This years’ service is taking place on Nov. 11 at 10:45 a.m. (File image)
WINNIPEG -- A monument in the St. Norbert Cemetery, that for years stood unknown to most residents, has become the site of a decades-long Remembrance Day tradition.
Area resident Art Bloomfield said he noticed the monument eleven years ago as he walked his grandson to-and-from pre-school. As time went on he noticed the dates carved into the monument and realized it was a First World War cenotaph.
“Most monuments here have one family name, this has 13 different names,” he said.
“I kind of thought there was something associated with (the First World War), but it had been forgotten.”
The following year, Bloomfield, not wanting the monument to remain forgotten, bought a wreath and a cross and decided to hold a service at the cenotaph.
He expected it to be a small service, but much to his surprise about 50 people showed up.
“Fort Garry Horse sent some people out in uniform. Our MP, our MLA, our city councillors were all involved. It was quite impressive,” he said.
Now the Remembrance Day Service is heading into its 10th year, and Bloomfield said caring for the monument has become a community project.
“People do things for it because it’s a part of our neighbourhood,” he said.
LOOKING FOR FAMILIES
This years’ service is taking place on Nov. 11 at 10:45 a.m.
Three people who will be attending are family members of one of the 13 people honoured by the cenotaph.
But Bloomfield is hoping to find more.
He said they are working diligently to find the family members of these people, who came from St. Norbert and southeastern Manitoba.
“Big families back then, there must be relatives, but they don’t know to look. In some cases the names have been misspelled or the first name is not the name the person went by,” he said,
He said a booklet is being created with information on all 13 people, so more families can be found.
KEEPING THE TRADITION ALIVE
Bloomfield said he’s pleased with how things have progressed over the last ten years, but he’s hoping that young people continue the tradition.
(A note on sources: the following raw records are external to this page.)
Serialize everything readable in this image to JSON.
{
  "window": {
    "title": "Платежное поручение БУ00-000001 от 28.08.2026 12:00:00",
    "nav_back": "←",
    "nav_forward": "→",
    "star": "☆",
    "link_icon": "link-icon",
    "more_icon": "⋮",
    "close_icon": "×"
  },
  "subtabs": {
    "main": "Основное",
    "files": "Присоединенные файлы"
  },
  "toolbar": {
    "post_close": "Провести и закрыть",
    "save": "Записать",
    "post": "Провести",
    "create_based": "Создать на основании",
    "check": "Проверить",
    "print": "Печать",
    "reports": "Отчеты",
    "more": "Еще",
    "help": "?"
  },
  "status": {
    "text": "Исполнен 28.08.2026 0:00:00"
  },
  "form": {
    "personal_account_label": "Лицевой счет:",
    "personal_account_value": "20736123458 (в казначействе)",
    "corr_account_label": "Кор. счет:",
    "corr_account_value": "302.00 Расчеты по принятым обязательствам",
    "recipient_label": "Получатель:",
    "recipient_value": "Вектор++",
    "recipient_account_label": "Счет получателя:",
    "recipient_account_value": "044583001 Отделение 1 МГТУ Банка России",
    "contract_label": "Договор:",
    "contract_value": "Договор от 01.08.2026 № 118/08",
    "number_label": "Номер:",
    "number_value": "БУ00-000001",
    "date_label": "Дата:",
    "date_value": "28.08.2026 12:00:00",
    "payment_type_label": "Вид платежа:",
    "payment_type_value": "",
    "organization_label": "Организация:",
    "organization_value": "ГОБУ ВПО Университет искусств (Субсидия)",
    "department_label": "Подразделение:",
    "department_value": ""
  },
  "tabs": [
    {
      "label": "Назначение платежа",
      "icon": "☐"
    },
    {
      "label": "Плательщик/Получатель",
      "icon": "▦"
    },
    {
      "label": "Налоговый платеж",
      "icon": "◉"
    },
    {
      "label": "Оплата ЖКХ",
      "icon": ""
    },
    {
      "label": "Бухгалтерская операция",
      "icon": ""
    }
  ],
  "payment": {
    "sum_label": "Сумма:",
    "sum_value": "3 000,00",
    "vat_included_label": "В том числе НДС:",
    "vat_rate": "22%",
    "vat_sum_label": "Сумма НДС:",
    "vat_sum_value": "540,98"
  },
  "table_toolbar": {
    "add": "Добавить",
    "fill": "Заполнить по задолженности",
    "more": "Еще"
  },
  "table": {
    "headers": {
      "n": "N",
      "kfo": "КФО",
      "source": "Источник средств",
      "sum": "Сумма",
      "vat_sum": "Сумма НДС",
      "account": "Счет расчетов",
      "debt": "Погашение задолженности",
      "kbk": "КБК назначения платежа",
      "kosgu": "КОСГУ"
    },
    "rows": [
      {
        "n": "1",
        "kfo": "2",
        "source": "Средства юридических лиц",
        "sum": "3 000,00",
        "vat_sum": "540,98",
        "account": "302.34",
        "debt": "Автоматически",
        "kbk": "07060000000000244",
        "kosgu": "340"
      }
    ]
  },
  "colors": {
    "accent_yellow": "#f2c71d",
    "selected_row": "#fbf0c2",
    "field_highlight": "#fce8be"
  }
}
“That’s our honest hope: that somebody will keep this going,” he said.
- With files from CTV’s Jon Hendricks